TASK DIRECTIONS » Each record that follows should be duplicated exactly, except for its pictures.

DATASET EXTRACT »
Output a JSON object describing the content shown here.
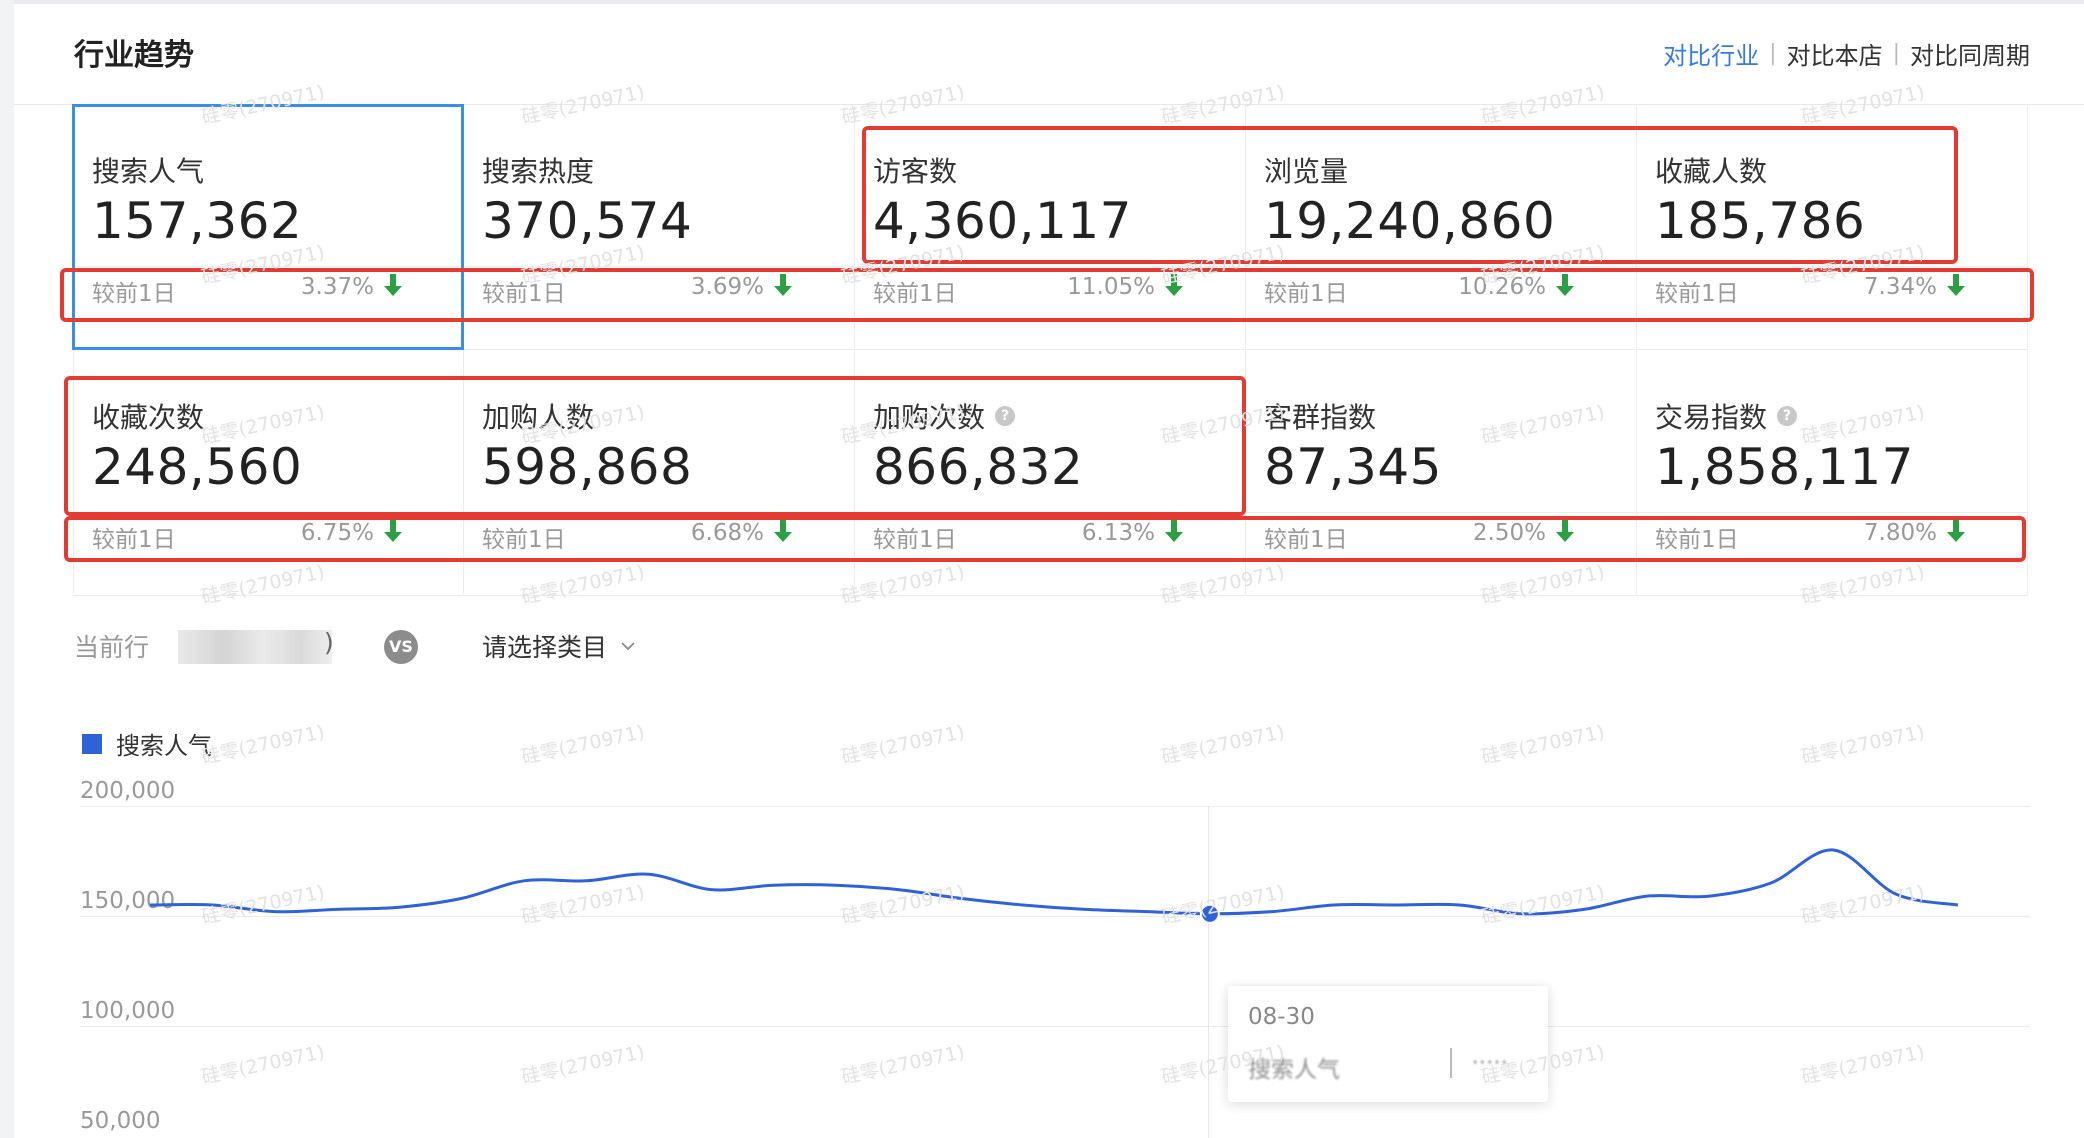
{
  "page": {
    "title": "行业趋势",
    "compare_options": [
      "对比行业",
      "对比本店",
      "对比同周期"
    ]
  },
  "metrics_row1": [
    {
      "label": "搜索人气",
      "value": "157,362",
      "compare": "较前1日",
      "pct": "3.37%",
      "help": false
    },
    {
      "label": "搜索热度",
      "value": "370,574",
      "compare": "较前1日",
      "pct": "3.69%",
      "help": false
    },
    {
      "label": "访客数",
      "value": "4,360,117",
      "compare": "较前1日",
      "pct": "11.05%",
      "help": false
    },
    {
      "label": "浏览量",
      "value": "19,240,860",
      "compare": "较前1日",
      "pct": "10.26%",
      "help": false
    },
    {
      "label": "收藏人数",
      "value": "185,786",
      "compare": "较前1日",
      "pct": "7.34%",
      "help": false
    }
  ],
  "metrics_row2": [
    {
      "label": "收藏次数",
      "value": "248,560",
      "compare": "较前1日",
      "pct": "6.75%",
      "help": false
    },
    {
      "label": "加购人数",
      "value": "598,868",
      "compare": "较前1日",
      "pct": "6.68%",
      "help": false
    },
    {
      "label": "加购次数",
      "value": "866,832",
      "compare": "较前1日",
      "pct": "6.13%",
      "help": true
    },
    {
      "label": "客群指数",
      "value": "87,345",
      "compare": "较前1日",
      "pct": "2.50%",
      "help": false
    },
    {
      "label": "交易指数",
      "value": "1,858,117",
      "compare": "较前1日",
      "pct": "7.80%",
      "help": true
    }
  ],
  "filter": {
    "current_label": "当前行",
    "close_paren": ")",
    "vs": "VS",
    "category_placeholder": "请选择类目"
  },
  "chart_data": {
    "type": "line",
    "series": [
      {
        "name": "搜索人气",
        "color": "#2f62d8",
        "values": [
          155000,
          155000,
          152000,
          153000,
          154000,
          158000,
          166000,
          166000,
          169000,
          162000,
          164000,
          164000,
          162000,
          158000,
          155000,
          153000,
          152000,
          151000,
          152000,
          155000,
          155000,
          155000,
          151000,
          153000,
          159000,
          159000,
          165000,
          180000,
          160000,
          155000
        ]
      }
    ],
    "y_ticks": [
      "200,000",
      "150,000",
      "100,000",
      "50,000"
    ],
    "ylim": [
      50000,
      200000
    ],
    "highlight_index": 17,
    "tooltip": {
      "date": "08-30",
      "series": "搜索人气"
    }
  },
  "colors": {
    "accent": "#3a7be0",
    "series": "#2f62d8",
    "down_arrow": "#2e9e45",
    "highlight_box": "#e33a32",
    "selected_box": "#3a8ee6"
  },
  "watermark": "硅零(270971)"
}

SOLVED EXERCISE »
Output a JSON object describing the content shown here.
{
  "page": {
    "title": "行业趋势",
    "compare_options": [
      "对比行业",
      "对比本店",
      "对比同周期"
    ]
  },
  "metrics_row1": [
    {
      "label": "搜索人气",
      "value": "157,362",
      "compare": "较前1日",
      "pct": "3.37%",
      "help": false
    },
    {
      "label": "搜索热度",
      "value": "370,574",
      "compare": "较前1日",
      "pct": "3.69%",
      "help": false
    },
    {
      "label": "访客数",
      "value": "4,360,117",
      "compare": "较前1日",
      "pct": "11.05%",
      "help": false
    },
    {
      "label": "浏览量",
      "value": "19,240,860",
      "compare": "较前1日",
      "pct": "10.26%",
      "help": false
    },
    {
      "label": "收藏人数",
      "value": "185,786",
      "compare": "较前1日",
      "pct": "7.34%",
      "help": false
    }
  ],
  "metrics_row2": [
    {
      "label": "收藏次数",
      "value": "248,560",
      "compare": "较前1日",
      "pct": "6.75%",
      "help": false
    },
    {
      "label": "加购人数",
      "value": "598,868",
      "compare": "较前1日",
      "pct": "6.68%",
      "help": false
    },
    {
      "label": "加购次数",
      "value": "866,832",
      "compare": "较前1日",
      "pct": "6.13%",
      "help": true
    },
    {
      "label": "客群指数",
      "value": "87,345",
      "compare": "较前1日",
      "pct": "2.50%",
      "help": false
    },
    {
      "label": "交易指数",
      "value": "1,858,117",
      "compare": "较前1日",
      "pct": "7.80%",
      "help": true
    }
  ],
  "filter": {
    "current_label": "当前行",
    "close_paren": ")",
    "vs": "VS",
    "category_placeholder": "请选择类目"
  },
  "chart_data": {
    "type": "line",
    "series": [
      {
        "name": "搜索人气",
        "color": "#2f62d8",
        "values": [
          155000,
          155000,
          152000,
          153000,
          154000,
          158000,
          166000,
          166000,
          169000,
          162000,
          164000,
          164000,
          162000,
          158000,
          155000,
          153000,
          152000,
          151000,
          152000,
          155000,
          155000,
          155000,
          151000,
          153000,
          159000,
          159000,
          165000,
          180000,
          160000,
          155000
        ]
      }
    ],
    "y_ticks": [
      "200,000",
      "150,000",
      "100,000",
      "50,000"
    ],
    "ylim": [
      50000,
      200000
    ],
    "highlight_index": 17,
    "tooltip": {
      "date": "08-30",
      "series": "搜索人气"
    }
  },
  "colors": {
    "accent": "#3a7be0",
    "series": "#2f62d8",
    "down_arrow": "#2e9e45",
    "highlight_box": "#e33a32",
    "selected_box": "#3a8ee6"
  },
  "watermark": "硅零(270971)"
}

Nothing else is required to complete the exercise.